During a visit to Sudan, Germany's foreign minister has expressed 'deep concern' for refugees displaced by ongoing conflict. Westerwelle has urgently called for cooperation between the divided north and south.
Westerwelle kicked off his two-day tour in north Sudan
Germany's foreign minister, Guido Westerwelle, embarked on a visit to Sudan on Thursday, some two weeks before the north and south of the country officially separate.
He began his visit in the capital Khartoum, where he told a news conference he was "deeply concerned" about the plight of civilians displaced by the ongoing conflict in central Sudan.
"The urgent situation of the refugees forced to flee the fighting in Abyei and South Kordofan makes us deeply concerned," Westerwelle told a news conference in Khartoum.
North and South Sudan are battling over the contested central regions of Abyei and South Kordofan where fierce clashes have raged between government forces from the north and troops loyal to the south. The clashes in Abyei center on distribution of income from the region's oil resources.
The conflict has worsened since South Sudan voted in favour of independence by a landslide majority earlier this year. The United Nations estimates that the conflict has displaced more than 70,000 people.
A further 110,000 people from the contested Abyei district are thought to have fled south after the northern army occupied the area last month.
During a meeting with his Sudanese counterpart Ali Ahmad Karti, Westerwelle called for urgent cooperation between the north and south to end the humanitarian crisis.
Central Sudan has witnessed increasing violence in recent months
"We are asking the authorities of North and South Sudan to quickly agree on a lasting solution in the border areas, for the sake of these people who are suffering," he said.
"The world is looking at Sudan... It is absolutely crucial that all the open questions are solved in a peaceful way. Negotiation and cooperation is ten times better than any kind of confrontation," he added.
To aid the plight of displaced civilians, Westerwelle pledged a further one million euros ($1.4 million) in humanitarian aid. The UN World Food Programme will distribute food aid in the Abyei and Kordofan region, Westerwelle said.
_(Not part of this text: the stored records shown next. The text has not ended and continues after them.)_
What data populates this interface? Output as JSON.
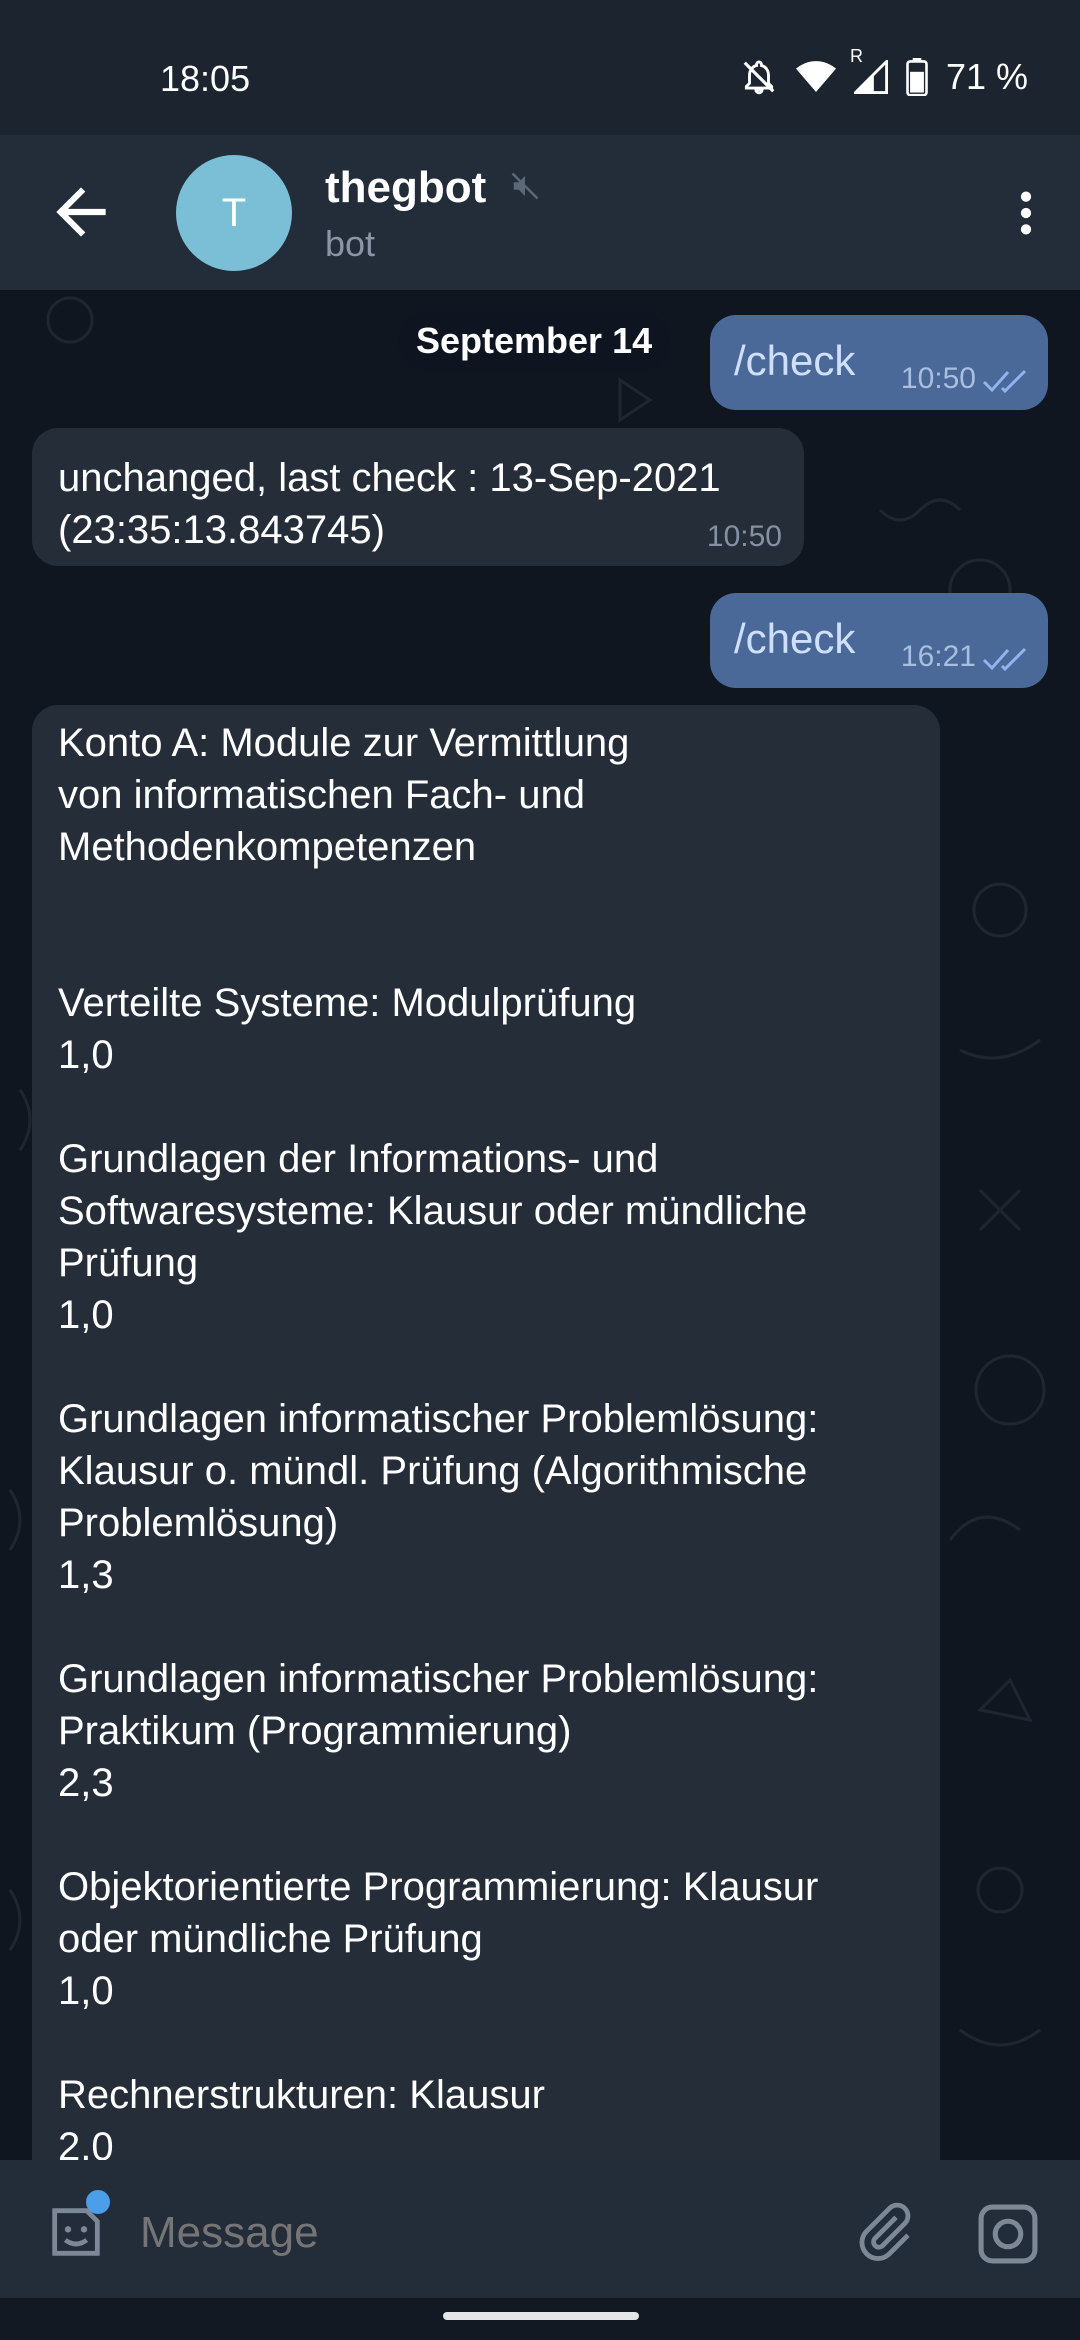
{
  "status_bar": {
    "time": "18:05",
    "battery_label": "71 %",
    "network_indicator": "R"
  },
  "header": {
    "avatar_letter": "T",
    "title": "thegbot",
    "subtitle": "bot"
  },
  "chat": {
    "date_chip": "September 14",
    "messages": [
      {
        "direction": "out",
        "text": "/check",
        "time": "10:50",
        "status": "read"
      },
      {
        "direction": "in",
        "text": "unchanged, last check : 13-Sep-2021\n(23:35:13.843745)",
        "time": "10:50"
      },
      {
        "direction": "out",
        "text": "/check",
        "time": "16:21",
        "status": "read"
      },
      {
        "direction": "in",
        "lines": [
          "Konto A: Module zur Vermittlung",
          "von informatischen Fach- und",
          "Methodenkompetenzen",
          "",
          "",
          "Verteilte Systeme: Modulprüfung",
          "1,0",
          "",
          "Grundlagen der Informations- und",
          "Softwaresysteme:  Klausur oder mündliche",
          "Prüfung",
          "1,0",
          "",
          "Grundlagen informatischer Problemlösung:",
          "Klausur o. mündl. Prüfung (Algorithmische",
          "Problemlösung)",
          "1,3",
          "",
          "Grundlagen informatischer Problemlösung:",
          "Praktikum (Programmierung)",
          "2,3",
          "",
          "Objektorientierte Programmierung: Klausur",
          "oder mündliche Prüfung",
          "1,0",
          "",
          "Rechnerstrukturen: Klausur",
          "2,0"
        ]
      }
    ]
  },
  "input": {
    "placeholder": "Message"
  },
  "colors": {
    "accent": "#4a9fe8",
    "outgoing_bubble": "#4a6898",
    "incoming_bubble": "#252d39",
    "avatar": "#7bbfd6"
  }
}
Additional funds will go to "Doctors without Borders" for medical supplies and to St John's Ambulance to support refugees in South Darfur. So far this year, Germany has provided a total of 4.2 million euros in humanitarian aid to Sudan.
Westerwelle's visit came just one day after US President Barack Obama called for an immediate ceasefire in Sudan's South Kordofan state. Alluding to reports that government forces had embarked on a campaign of ethnic cleansing, he described the situation in the region as "dire."
Both parties must now "end the current violence and allow immediate humanitarian access to desperate people who have been driven from their homes and are now cut off from outside help," he said.
A series of controversial issues, including borders, security, oil and citizenship, are yet to be resolved ahead of South Sudan's formal declaration of independence on July 9.
On July 1 Germany will occupy the rotating chair of the UN Security Council and thus will be responsible for accepting the newly independent country into the United Nations.
Westerwelle's final stop will be South Sudan
First visit to Darfur
Later Thursday, Westerwelle became the first German foreign minister to travel to Darfur.
In a three-hour stay, he spoke to representatives from the United Nations as well as the governor of North Darfur, Yusif Kibir.
Violent fighting between government troops and insurgents has long plagued the region. Since 2003, an estimated 300,000 people have been killed in Darfur and 2.7 million have been forced to flee.
There are currently around nine thousand German soldiers and five thousand policemen in Darfur as part of a UN and African Union peacekeeping mission.
There were no plans for Westerwelle to meet President Omar al-Bashir who is wanted by the International Criminal Court for allegedly ordering crimes against humanity in Darfur.
Westerwelle will conclude his trip on Friday when he flies to South Sudan to meet its president Salva Kiir.
Author: Charlotte Chelsom-Pill (dpa, AFP, dapd, epd)
Editor: Susan Houlton